-- Opening Marker --
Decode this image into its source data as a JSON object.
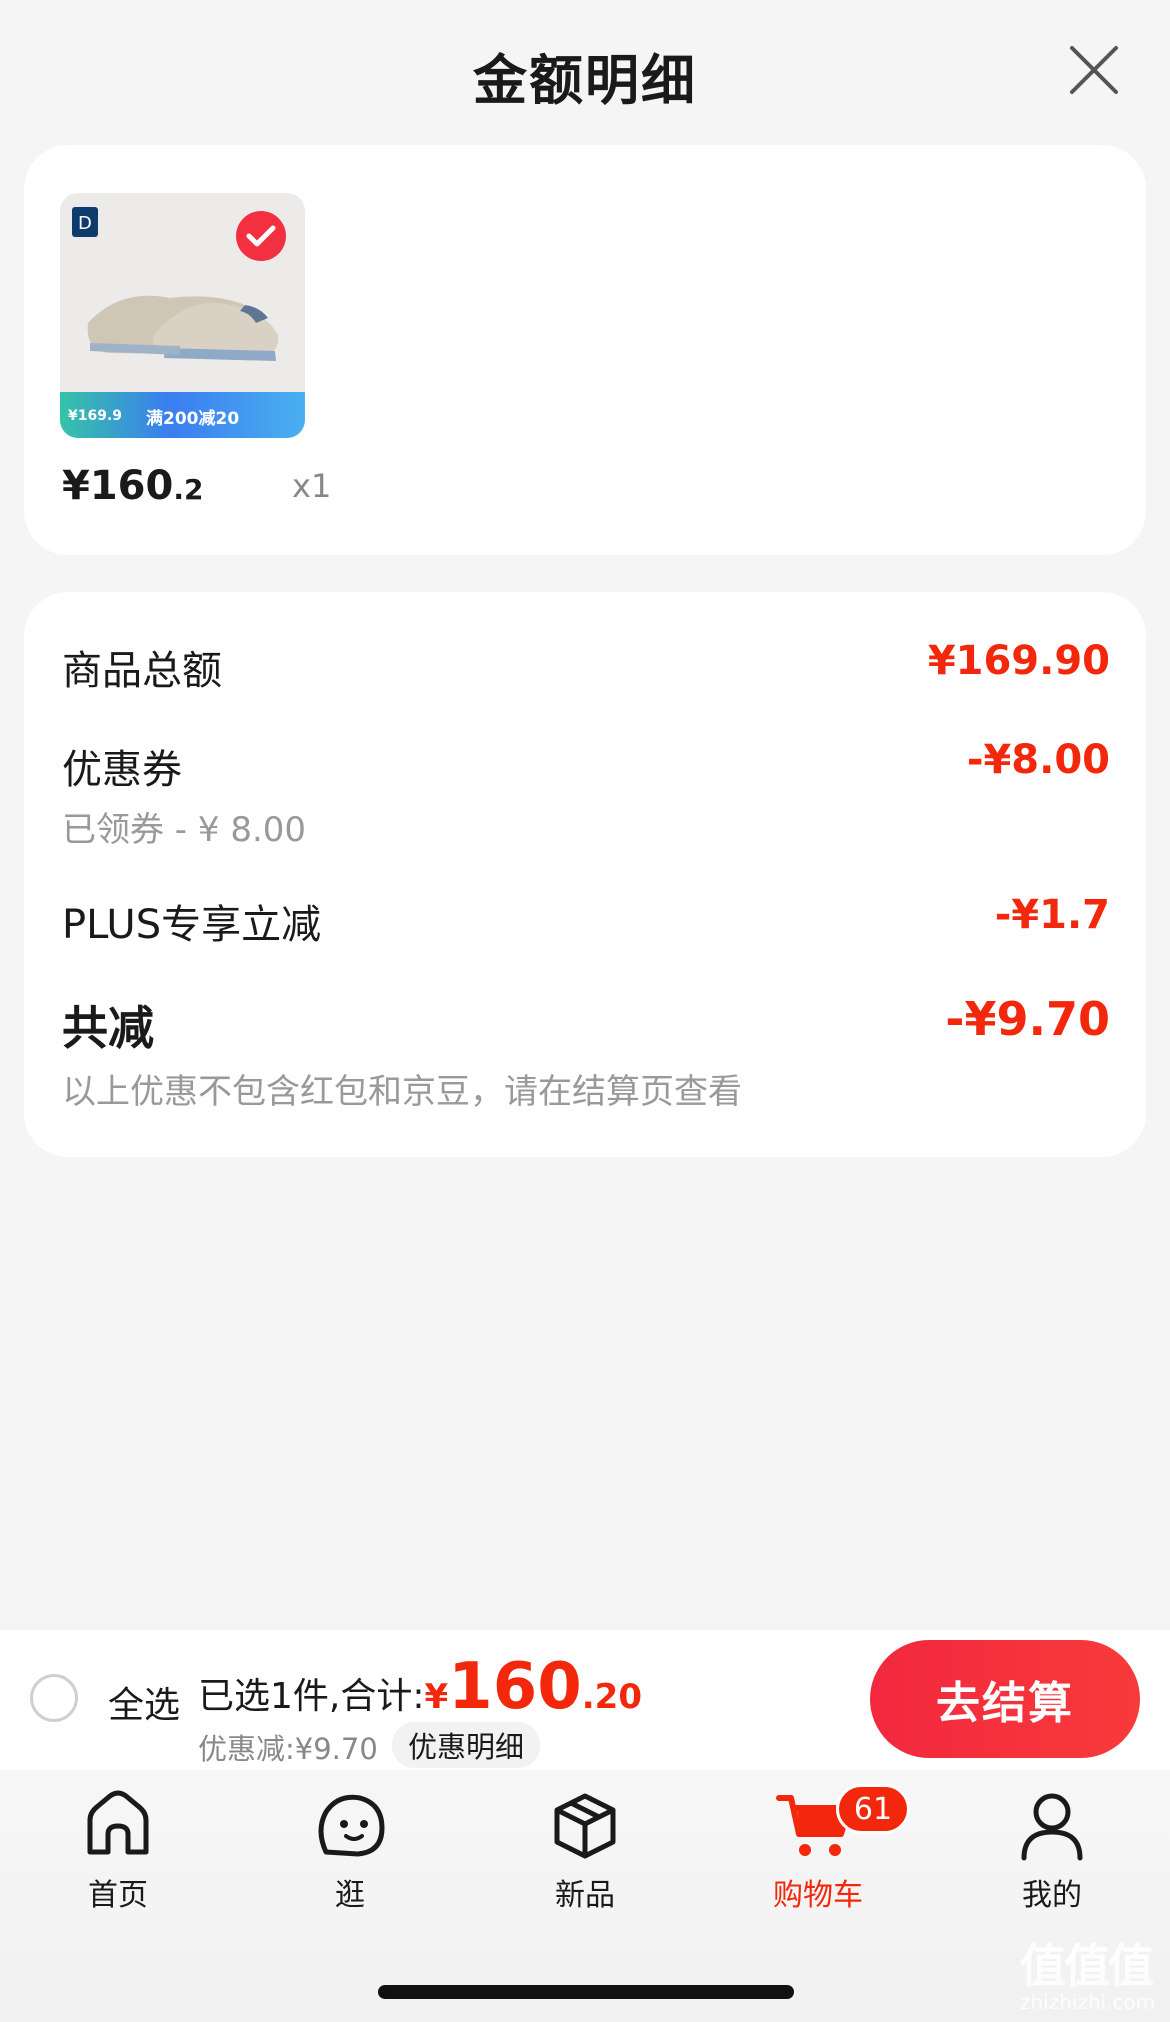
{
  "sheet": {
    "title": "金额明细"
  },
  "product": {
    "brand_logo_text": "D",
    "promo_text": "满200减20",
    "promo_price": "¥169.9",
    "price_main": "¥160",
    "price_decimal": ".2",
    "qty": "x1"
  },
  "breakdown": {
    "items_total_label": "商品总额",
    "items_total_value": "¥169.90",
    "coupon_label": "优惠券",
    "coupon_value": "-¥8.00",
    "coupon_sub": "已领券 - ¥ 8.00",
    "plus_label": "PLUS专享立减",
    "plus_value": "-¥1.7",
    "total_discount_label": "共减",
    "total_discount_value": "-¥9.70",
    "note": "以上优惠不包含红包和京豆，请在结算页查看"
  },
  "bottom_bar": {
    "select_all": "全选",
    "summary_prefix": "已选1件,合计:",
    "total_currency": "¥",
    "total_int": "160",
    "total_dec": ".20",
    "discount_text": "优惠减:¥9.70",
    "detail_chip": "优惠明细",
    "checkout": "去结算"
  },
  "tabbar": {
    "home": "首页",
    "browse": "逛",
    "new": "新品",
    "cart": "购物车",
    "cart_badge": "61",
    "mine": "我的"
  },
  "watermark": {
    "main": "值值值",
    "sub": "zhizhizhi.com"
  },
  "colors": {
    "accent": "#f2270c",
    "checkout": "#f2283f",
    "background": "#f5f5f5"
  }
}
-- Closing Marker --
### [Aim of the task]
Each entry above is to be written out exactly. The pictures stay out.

### [Solution to this problem]
Decode this image into its source data as a JSON object.
{
  "sheet": {
    "title": "金额明细"
  },
  "product": {
    "brand_logo_text": "D",
    "promo_text": "满200减20",
    "promo_price": "¥169.9",
    "price_main": "¥160",
    "price_decimal": ".2",
    "qty": "x1"
  },
  "breakdown": {
    "items_total_label": "商品总额",
    "items_total_value": "¥169.90",
    "coupon_label": "优惠券",
    "coupon_value": "-¥8.00",
    "coupon_sub": "已领券 - ¥ 8.00",
    "plus_label": "PLUS专享立减",
    "plus_value": "-¥1.7",
    "total_discount_label": "共减",
    "total_discount_value": "-¥9.70",
    "note": "以上优惠不包含红包和京豆，请在结算页查看"
  },
  "bottom_bar": {
    "select_all": "全选",
    "summary_prefix": "已选1件,合计:",
    "total_currency": "¥",
    "total_int": "160",
    "total_dec": ".20",
    "discount_text": "优惠减:¥9.70",
    "detail_chip": "优惠明细",
    "checkout": "去结算"
  },
  "tabbar": {
    "home": "首页",
    "browse": "逛",
    "new": "新品",
    "cart": "购物车",
    "cart_badge": "61",
    "mine": "我的"
  },
  "watermark": {
    "main": "值值值",
    "sub": "zhizhizhi.com"
  },
  "colors": {
    "accent": "#f2270c",
    "checkout": "#f2283f",
    "background": "#f5f5f5"
  }
}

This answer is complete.